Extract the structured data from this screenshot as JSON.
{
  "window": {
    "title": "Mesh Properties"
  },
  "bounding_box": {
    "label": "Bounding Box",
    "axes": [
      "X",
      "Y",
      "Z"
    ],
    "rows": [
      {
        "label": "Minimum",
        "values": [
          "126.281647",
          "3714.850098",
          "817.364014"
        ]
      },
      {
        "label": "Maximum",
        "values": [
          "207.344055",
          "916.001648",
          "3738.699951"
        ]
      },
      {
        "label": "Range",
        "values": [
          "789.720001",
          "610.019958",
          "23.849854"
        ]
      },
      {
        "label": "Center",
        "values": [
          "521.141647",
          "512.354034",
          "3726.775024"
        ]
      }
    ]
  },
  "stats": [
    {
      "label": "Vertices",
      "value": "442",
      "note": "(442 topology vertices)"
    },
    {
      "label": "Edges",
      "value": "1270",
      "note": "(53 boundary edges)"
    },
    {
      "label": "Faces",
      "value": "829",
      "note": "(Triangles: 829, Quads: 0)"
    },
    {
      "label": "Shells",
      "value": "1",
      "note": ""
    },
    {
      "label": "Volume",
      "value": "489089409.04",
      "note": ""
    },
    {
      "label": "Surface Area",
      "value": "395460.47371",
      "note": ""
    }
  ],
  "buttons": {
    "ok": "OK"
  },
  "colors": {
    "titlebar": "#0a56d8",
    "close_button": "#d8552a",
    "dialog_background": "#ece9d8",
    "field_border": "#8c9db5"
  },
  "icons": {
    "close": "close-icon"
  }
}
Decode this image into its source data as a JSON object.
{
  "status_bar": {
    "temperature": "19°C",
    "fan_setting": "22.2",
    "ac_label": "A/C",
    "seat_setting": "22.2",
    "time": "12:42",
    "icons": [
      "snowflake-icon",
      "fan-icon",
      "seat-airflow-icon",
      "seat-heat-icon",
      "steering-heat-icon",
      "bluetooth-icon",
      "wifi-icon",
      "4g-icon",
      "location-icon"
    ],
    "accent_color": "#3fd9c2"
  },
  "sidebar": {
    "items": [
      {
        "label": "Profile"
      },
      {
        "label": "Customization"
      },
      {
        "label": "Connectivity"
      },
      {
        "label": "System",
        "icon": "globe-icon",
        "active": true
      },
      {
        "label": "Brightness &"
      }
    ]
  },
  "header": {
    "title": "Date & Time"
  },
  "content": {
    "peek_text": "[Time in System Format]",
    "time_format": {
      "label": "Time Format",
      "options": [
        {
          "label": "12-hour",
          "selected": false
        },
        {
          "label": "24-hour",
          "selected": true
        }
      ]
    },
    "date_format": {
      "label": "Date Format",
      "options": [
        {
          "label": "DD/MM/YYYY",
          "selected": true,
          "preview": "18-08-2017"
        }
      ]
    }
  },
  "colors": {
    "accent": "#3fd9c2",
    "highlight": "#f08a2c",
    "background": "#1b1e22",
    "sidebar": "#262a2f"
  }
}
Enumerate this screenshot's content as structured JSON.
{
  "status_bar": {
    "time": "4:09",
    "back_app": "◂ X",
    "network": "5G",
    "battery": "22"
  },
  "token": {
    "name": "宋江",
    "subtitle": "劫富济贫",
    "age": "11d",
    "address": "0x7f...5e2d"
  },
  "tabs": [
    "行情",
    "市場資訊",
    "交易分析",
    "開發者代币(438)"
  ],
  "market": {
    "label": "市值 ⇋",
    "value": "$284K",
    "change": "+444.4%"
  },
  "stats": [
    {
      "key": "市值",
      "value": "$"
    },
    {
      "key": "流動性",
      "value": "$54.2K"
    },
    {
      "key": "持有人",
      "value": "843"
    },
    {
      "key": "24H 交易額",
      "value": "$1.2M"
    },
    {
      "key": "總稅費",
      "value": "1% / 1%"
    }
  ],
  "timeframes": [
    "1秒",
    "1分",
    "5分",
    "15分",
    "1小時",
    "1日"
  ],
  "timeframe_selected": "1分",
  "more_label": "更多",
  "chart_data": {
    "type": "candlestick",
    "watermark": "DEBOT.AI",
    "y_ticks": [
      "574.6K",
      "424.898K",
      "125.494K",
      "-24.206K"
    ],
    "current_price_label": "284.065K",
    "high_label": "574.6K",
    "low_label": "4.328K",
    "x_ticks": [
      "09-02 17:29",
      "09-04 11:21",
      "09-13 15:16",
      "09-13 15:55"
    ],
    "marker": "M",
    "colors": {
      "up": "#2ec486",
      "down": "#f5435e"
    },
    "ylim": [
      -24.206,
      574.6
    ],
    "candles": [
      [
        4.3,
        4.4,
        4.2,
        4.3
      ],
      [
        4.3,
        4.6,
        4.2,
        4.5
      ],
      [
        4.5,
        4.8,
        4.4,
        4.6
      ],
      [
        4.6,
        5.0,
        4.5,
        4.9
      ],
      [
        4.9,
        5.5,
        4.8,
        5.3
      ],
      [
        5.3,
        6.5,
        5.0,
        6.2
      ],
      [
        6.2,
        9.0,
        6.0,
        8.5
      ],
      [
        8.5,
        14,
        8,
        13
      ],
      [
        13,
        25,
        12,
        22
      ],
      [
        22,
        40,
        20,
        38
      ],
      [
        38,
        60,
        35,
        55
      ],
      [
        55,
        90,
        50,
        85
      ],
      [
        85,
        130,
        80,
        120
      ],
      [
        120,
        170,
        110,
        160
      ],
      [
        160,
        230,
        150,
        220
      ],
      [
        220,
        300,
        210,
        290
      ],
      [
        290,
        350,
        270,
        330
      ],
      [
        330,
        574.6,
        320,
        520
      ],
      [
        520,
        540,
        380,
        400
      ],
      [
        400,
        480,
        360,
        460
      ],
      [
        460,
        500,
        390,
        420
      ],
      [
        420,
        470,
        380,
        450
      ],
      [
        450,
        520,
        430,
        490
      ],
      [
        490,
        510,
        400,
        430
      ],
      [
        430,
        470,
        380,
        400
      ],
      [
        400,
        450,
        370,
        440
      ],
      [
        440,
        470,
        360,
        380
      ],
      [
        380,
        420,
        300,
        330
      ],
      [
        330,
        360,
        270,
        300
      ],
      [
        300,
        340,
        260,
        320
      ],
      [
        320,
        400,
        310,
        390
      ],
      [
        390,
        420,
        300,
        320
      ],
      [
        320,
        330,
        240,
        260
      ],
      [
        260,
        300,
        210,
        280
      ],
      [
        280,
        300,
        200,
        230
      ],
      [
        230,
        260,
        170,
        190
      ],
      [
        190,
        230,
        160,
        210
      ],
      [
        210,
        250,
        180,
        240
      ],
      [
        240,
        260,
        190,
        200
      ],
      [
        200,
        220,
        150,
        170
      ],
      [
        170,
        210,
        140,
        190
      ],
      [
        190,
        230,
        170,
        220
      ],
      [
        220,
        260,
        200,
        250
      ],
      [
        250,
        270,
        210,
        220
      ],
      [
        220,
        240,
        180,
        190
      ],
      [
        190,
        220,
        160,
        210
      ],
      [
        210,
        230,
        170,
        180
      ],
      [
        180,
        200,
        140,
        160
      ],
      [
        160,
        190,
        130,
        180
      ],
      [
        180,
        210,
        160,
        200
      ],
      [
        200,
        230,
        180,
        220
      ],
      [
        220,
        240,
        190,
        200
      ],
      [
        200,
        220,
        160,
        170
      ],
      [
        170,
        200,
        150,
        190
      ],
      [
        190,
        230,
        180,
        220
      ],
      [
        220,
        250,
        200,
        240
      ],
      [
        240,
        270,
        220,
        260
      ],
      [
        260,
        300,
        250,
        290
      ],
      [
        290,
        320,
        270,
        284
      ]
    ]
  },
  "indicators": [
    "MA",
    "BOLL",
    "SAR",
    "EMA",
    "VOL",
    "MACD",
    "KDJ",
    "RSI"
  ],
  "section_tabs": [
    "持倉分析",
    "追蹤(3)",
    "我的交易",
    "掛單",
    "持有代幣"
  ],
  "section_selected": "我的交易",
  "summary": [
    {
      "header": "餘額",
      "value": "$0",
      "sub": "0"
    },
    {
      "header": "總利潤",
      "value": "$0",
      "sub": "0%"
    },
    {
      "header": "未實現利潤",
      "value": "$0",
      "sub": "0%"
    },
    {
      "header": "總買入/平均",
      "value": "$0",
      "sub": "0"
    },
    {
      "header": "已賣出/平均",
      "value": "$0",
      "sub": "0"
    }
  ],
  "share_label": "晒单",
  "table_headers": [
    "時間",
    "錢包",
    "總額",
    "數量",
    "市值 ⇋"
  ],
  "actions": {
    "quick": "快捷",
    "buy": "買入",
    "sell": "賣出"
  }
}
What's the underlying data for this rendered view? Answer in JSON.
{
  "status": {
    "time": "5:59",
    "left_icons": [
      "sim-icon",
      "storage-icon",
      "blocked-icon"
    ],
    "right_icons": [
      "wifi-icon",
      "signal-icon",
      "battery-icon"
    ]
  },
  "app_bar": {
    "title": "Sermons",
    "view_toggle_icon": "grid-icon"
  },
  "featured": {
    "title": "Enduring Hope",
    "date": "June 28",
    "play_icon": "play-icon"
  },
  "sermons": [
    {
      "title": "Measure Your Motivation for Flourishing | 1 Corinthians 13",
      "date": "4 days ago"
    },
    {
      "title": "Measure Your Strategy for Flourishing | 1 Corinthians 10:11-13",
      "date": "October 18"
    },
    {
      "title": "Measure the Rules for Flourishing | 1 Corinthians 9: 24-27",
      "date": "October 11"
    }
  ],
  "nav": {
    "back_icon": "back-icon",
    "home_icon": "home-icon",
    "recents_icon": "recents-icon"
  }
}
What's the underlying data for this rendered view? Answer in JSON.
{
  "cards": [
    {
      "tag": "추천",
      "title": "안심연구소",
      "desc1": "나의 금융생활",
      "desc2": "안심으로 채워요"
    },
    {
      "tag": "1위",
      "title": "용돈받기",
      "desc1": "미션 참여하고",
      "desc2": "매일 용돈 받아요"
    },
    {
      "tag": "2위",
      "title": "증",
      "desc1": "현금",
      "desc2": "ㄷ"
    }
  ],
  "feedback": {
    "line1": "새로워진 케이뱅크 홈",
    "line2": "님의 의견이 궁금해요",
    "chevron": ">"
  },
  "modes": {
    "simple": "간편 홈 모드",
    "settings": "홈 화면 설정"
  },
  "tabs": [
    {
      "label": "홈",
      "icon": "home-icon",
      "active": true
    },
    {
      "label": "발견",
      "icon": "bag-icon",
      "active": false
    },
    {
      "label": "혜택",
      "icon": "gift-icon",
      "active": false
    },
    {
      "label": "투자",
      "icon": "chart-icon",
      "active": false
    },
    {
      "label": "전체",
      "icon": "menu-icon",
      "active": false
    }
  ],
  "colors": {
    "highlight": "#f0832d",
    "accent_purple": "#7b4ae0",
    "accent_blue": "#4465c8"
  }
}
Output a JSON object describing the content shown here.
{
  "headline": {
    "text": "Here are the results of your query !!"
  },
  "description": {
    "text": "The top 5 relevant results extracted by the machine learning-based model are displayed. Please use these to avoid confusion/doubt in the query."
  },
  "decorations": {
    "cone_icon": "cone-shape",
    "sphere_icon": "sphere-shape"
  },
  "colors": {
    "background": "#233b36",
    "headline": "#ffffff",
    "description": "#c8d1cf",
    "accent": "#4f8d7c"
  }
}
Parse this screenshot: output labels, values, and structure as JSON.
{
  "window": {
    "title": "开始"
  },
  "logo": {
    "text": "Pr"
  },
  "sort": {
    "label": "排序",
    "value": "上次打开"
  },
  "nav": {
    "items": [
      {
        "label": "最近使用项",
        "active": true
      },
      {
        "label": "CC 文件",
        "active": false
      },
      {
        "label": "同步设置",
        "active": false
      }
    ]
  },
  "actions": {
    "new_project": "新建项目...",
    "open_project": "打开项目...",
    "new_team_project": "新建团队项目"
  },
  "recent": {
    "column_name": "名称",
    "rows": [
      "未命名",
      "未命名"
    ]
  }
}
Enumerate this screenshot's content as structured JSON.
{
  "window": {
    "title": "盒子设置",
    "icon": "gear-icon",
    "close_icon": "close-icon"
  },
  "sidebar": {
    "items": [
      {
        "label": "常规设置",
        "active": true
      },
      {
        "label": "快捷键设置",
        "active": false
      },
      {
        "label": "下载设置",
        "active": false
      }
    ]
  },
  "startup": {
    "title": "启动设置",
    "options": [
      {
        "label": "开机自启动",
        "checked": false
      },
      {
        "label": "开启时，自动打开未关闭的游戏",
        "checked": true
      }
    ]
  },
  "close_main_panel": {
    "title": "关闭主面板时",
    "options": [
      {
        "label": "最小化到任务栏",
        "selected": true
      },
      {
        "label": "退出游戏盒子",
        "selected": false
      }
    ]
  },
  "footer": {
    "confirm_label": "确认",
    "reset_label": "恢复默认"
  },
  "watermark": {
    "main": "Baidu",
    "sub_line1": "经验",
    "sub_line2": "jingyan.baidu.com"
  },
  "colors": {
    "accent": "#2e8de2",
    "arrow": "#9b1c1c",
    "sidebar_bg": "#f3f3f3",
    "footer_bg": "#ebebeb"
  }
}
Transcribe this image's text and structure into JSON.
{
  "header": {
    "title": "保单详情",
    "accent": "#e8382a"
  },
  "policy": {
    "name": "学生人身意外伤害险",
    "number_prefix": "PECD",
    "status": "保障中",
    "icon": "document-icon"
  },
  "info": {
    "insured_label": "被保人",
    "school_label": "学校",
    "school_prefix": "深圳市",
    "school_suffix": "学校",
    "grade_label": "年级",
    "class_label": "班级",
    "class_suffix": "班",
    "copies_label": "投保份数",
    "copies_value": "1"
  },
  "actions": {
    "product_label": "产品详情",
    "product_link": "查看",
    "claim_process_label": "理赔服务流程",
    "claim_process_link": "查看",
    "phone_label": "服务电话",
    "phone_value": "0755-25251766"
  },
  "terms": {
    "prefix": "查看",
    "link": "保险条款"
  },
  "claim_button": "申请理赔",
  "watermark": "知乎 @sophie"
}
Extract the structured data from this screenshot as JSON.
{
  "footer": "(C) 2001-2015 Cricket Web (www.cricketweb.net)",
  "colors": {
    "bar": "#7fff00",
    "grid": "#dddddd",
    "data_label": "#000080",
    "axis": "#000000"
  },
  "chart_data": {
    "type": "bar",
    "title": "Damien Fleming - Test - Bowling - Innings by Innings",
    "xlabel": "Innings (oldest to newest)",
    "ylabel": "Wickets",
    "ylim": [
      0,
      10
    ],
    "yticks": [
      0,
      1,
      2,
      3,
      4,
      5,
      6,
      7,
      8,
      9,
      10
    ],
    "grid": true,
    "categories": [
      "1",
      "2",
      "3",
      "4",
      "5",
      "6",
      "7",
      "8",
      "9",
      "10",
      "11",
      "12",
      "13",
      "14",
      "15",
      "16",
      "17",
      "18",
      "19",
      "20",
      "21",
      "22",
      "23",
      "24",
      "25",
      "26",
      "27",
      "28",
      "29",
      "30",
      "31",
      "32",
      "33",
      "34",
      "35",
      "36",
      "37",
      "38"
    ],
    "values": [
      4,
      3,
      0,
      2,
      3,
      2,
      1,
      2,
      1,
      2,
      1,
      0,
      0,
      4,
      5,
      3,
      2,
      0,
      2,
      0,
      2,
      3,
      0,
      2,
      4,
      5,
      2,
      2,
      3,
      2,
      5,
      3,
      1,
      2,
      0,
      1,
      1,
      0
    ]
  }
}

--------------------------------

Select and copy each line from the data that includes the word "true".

## REPLY TO THE EXERCISE
        "active": true
          "selected": true
          "selected": true,
      "active": true
        "active": true
        "active": true
        "checked": true
        "selected": true
    "grid": true,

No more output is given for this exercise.